____ RECORDS TO USE

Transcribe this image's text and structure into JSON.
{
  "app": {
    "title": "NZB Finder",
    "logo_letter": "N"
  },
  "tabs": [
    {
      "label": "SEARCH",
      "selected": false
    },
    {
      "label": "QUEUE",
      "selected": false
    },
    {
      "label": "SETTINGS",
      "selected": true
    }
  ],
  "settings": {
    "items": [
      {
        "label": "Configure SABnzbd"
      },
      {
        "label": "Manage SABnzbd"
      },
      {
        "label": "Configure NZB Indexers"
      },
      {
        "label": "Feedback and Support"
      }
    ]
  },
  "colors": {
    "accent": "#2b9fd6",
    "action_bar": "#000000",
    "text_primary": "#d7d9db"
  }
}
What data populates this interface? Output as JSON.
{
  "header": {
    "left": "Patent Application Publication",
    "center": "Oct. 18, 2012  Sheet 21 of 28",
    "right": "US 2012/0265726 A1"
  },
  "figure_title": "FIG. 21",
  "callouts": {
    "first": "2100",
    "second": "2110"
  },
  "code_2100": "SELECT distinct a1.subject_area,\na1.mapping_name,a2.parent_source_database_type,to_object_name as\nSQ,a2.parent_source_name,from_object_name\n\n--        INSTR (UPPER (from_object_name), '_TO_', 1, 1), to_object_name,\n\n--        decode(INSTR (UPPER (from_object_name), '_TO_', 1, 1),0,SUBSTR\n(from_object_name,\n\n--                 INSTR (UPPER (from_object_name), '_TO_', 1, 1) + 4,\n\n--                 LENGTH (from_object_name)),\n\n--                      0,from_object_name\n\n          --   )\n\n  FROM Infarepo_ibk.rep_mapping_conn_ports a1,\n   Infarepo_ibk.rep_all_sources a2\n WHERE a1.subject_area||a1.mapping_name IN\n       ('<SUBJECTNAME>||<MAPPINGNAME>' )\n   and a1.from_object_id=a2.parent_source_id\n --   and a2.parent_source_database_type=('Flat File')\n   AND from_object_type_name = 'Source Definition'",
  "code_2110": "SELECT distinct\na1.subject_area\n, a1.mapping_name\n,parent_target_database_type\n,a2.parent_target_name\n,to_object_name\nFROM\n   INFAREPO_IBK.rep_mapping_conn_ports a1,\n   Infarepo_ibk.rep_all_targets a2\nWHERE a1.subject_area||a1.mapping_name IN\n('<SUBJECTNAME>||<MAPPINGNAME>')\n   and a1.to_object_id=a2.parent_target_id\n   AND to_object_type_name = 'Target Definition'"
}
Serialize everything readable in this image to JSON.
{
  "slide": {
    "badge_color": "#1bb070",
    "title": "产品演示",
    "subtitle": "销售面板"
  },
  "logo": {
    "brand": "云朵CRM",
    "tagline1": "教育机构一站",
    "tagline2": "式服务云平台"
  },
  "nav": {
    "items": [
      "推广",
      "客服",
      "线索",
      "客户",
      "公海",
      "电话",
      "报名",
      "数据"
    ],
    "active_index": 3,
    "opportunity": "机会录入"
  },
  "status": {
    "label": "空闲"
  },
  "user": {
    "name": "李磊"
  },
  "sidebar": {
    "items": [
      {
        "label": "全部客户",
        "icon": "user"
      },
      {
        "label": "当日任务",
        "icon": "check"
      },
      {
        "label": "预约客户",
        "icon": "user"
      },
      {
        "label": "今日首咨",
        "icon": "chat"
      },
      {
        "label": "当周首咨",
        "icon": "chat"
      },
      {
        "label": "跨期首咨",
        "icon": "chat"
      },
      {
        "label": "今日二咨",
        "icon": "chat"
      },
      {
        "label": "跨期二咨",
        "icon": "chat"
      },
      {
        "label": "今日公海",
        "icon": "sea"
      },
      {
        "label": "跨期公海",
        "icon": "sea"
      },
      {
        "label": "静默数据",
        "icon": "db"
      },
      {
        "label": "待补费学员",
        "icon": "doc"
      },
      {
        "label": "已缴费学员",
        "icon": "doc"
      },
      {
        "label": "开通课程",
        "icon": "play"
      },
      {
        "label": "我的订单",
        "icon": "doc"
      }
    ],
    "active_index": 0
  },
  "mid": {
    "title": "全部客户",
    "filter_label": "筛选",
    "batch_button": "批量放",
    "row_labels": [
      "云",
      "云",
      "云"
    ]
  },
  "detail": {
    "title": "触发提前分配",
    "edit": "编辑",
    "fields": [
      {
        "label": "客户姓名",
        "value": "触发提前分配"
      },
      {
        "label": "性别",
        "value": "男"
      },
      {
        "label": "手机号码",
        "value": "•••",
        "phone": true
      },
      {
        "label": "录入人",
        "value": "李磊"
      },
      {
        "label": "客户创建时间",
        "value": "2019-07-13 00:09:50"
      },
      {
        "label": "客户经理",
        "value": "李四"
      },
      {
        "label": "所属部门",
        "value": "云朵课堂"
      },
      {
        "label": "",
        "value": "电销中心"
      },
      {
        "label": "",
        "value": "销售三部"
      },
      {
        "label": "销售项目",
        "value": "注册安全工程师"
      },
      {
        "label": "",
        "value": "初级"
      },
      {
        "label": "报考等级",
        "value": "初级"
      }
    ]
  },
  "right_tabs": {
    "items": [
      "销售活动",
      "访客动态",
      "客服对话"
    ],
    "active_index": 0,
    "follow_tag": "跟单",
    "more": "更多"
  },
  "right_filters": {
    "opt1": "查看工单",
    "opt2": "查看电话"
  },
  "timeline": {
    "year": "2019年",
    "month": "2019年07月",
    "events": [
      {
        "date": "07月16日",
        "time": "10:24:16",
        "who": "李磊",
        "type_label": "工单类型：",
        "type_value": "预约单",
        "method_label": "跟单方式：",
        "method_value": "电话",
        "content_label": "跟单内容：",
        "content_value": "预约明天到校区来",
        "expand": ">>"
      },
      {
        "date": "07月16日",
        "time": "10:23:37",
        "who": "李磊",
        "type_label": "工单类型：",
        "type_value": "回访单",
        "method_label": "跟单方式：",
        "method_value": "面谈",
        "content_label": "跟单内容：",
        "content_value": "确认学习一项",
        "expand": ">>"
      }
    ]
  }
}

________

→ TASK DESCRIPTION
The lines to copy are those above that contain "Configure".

→ SOLUTION TO THE EXERCISE
        "label": "Configure SABnzbd"
        "label": "Configure NZB Indexers"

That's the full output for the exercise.